Quality is the first norm for art, but its final norm is love and truth, the enriching of human life, the deepening of our vision.


Lang, Zane - by Mary Abma

Zane Lang: The Last Supper

An Undeserving Bunch
 by Mary Abma
I like this version of the Last Supper because it is so real and natural looking. It is also from our time. There are little details that I really love, like the painting hanging on the wall and the different types of seating, as if whoever set the table had to scrounge to figure out how to fit so many people around this oddly-shaped table (which, by the way, was a brilliant compositional decision). Someone even took the time to put fresh flowers in a vase and it looks like there is tea for anyone who would like something in addition to wine.

The guests have come from their busy work days and it looks like most of them have been unable to leave their own worries behind. Many are engaged in conversation. One has a pencil behind his ear and coins strewn on the table in front of him. Two are writing. One is holding a fishing rod. A chicken and a basket of fish are nearby. In fact, it looks to me like these guests are not ready to eat.

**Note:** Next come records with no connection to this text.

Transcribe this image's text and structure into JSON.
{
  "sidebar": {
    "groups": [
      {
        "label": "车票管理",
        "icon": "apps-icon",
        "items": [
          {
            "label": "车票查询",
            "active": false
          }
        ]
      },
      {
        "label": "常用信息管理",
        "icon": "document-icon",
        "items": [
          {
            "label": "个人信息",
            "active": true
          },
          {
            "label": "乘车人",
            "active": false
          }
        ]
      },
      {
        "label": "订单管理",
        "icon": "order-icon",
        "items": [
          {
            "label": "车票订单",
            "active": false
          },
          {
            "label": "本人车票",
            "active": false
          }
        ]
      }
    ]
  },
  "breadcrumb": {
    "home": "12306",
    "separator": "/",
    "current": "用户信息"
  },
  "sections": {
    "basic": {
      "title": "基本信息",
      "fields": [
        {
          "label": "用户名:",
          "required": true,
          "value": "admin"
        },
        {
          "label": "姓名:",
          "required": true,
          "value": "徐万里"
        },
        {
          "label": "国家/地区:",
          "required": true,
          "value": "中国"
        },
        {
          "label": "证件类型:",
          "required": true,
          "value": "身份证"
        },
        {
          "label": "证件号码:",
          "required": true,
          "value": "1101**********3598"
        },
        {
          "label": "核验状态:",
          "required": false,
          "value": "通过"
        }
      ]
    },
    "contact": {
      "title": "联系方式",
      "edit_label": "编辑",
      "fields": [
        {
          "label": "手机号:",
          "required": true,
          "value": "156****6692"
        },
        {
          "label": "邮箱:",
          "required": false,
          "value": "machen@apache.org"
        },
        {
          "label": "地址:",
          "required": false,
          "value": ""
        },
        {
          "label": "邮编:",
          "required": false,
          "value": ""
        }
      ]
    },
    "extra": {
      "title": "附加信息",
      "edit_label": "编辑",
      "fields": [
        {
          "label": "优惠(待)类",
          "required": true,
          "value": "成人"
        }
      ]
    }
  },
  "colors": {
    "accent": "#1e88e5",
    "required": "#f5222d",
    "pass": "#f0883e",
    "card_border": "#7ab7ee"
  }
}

Interestingly, the only one who is looking at Jesus is Judas Iscariot. You certainly made it clear who he is. Between the devil’s horns, the sunglasses that hide his eyes as he masks his true intentions, the spilled wine, and the tank with the 666 under it pointing at him, we are left with no doubt.

But I am fascinated more with the other men. The fact that they haven’t for one moment been able to leave their workaday lives behind, and the fact that they are not even paying attention to Jesus, tells us so much. They simply don’t get it. They have no idea what is going to happen, what the significance of their gathering is. And yet, calmly, Christ is breaking bread for them. He has served them wine. He is giving them his body and his blood, his very life, and the only one who seems to notice is the one who will betray him.

It’s an undeserving bunch. As are we. But we know that they are still invited to eat and drink the bread and the wine. They are loved and forgiven.

Zane Lang: The Last Supper, 2012, drawing on paper.
Zane Lang (1957-2012): ‘I was born in 1957, twenty days before the first spaceship, Sputnik, was launched. I enjoy watching the stars.’ He grew up in Zimbabwe and studied Fine Art in Pietermaritzburg and then taught in Durban, South Africa. Like some Old-Testament prophet or a modern urban shaman, Zane left the city of Durban in 2001 and went to live in Botswana, where he ventures into the open spaces of the desert and expresses his visions and experiences. He died of cancer in 2012. 
Mary Abma is an artist from Bright's Grove, Ontario, Canada. She corresponded with Zane in the last few months of his life. Much of the correspondence was about Zane's art. This meditation is one of a series based on drawings Zane did while in hospice. You can view Mary's art at